HB791 from Delegate Joe McNamara and SB513 from Senator McPike would ensure uniformity in how data centers are taxed at the local level. A broad coalition, including rvatech, is supporting this legislation to maintain Virginia’s status as a global leader and attractive state for locating data centers. The House bill passed the full House of Delegates 99-0 on February 1st and the Senate version will be considered in the Senate committee this afternoon.
HB1290 from Delegate Cliff Hayes and SB764 from Senator Barker would require every public body to report to the Chief Information Officer (CIO) all known incidents that threaten the security of the Commonwealth's data or communications or result in the exposure of data protected by federal or state laws and all other incidents compromising the security of the public body's information technology systems with the potential to cause major disruption to normal activities of the public body or other public bodies. The bill requires such reports to be made to the CIO within 24 hours from when the incident was discovered. The bill also requires the state CIO to convene a workgroup of relevant stakeholders to review and make recommendations on cybersecurity reporting and best practices and report findings to the General Assembly in November of this year. These bills received overwhelming support in committee and are likely to pass the full chambers by next week.
HB1304 from Delegate Glenn Davis and SB703 from Senator Boysko would reinvigorate the Information Technology Advisory Council to advise VITA and the Commonwealth on various IT-related issues. The bill increases the membership from 16-19 members and will provide an opportunity for rvatech members to have a formal role in advising the state on important issues. The bills passed committee unanimously.
HB964 from Delegate Subramanyam requires all state public bodies accepting bids or proposals for contracts pursuant to the Virginia Public Procurement Act to provide an option to submit bids or proposals through the Commonwealth's electronic procurement system, known as eVA. That bill was unanimously adopted this week in the subcommittee.

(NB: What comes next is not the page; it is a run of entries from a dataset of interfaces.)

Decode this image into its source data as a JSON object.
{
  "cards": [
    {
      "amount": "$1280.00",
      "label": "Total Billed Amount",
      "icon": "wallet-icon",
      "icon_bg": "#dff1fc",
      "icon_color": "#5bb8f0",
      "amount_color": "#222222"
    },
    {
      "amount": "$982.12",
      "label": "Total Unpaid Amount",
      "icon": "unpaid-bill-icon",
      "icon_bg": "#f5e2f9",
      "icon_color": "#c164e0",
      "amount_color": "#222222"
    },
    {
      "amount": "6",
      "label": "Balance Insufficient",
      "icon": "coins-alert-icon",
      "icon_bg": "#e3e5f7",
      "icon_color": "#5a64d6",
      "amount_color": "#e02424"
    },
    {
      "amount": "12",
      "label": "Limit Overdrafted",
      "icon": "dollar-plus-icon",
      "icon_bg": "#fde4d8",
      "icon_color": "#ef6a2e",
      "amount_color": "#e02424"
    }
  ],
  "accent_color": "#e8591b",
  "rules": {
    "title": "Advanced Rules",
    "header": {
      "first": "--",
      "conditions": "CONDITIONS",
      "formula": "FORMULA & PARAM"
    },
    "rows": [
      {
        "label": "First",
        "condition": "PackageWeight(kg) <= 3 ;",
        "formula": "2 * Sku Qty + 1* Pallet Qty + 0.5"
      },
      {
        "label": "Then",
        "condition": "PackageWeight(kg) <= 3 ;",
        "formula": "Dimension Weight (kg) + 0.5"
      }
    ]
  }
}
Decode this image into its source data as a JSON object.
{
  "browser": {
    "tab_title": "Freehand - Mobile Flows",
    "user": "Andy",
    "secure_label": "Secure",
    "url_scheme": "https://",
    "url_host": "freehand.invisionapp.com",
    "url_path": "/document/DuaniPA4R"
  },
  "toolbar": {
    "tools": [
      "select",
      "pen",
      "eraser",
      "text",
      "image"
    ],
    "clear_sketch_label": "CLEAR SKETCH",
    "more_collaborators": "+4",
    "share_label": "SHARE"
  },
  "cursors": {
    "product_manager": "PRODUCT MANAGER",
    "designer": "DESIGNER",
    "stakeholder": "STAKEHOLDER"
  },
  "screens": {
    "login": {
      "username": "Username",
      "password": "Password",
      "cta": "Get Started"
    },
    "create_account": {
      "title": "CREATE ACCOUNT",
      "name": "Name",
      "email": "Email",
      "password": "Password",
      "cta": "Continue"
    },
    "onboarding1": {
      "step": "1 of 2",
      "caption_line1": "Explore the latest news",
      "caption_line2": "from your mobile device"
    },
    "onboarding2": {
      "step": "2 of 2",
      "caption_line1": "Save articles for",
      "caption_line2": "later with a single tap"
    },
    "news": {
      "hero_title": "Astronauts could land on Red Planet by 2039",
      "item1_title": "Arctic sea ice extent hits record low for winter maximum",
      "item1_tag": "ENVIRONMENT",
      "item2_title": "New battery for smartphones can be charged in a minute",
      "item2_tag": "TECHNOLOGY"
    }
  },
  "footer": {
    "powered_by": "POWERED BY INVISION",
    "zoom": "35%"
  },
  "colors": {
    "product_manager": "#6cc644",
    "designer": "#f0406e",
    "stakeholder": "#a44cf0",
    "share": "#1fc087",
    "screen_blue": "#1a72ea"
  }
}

HB221 from Delegate Davis and SB239 from Senator Hashmi add science, technology, engineering, mathematics and computing (STEM+C), which includes real-world, interdisciplinary, and computational instruction and preparation of students in STEM+C, to the list of topics that shall be included in the Standards of Learning for the Commonwealth, and directs the STEM education advisory Board to make recommendations to the Board of Education for implementation. The bills were approved in committee and referred to the appropriations committees.
We will continue to follow the General Assembly in the coming weeks and advocate for measures in line with the 2022 Policy Agenda. To review the full list of bills we are tracking click here. Please let us know if you have any questions or comments.